# Provided data
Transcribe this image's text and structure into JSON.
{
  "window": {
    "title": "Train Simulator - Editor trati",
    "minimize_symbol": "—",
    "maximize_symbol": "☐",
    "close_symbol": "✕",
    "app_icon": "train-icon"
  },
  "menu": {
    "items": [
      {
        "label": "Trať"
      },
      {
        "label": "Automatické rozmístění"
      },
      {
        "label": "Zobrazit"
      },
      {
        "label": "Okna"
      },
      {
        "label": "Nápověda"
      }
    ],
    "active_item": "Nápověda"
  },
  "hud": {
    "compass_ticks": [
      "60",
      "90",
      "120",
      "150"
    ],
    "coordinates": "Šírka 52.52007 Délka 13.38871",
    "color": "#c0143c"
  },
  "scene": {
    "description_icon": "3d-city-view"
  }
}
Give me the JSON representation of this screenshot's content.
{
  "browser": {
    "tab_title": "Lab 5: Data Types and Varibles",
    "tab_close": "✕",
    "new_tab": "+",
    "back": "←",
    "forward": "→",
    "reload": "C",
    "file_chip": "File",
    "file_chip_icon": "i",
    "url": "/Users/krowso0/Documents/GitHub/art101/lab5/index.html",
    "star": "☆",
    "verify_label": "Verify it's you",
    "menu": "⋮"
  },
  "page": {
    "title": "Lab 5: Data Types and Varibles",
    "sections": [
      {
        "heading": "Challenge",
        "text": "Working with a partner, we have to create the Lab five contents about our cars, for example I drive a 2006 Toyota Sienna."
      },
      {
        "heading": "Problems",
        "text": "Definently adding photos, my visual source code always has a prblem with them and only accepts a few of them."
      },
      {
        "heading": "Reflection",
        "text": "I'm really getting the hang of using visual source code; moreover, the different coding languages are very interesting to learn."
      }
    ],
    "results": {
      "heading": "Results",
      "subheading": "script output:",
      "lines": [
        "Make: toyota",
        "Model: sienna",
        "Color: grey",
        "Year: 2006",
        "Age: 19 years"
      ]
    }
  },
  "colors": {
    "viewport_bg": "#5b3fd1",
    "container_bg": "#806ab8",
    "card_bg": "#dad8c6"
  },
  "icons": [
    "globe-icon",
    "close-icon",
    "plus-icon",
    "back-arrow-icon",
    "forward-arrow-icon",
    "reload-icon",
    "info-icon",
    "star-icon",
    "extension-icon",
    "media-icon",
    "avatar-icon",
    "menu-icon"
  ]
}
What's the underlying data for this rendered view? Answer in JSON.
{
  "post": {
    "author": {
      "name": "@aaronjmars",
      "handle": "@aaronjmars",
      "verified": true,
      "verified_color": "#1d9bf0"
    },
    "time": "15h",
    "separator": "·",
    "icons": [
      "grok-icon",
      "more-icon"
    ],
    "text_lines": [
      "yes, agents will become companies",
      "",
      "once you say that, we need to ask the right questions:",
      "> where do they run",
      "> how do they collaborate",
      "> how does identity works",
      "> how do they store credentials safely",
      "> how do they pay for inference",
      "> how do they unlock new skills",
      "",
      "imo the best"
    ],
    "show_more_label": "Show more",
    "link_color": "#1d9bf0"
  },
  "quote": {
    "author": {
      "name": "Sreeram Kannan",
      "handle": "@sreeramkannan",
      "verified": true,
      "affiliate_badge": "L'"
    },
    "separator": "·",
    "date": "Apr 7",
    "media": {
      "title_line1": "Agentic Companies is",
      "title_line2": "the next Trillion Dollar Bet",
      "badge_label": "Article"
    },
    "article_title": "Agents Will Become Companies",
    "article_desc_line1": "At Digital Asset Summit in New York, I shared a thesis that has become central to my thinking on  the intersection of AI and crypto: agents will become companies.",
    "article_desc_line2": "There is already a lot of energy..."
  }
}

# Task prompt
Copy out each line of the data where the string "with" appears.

# Answer to this problem
        "text": "Working with a partner, we have to create the Lab five contents about our cars, for example I drive a 2006 Toyota Sienna."
        "text": "Definently adding photos, my visual source code always has a prblem with them and only accepts a few of them."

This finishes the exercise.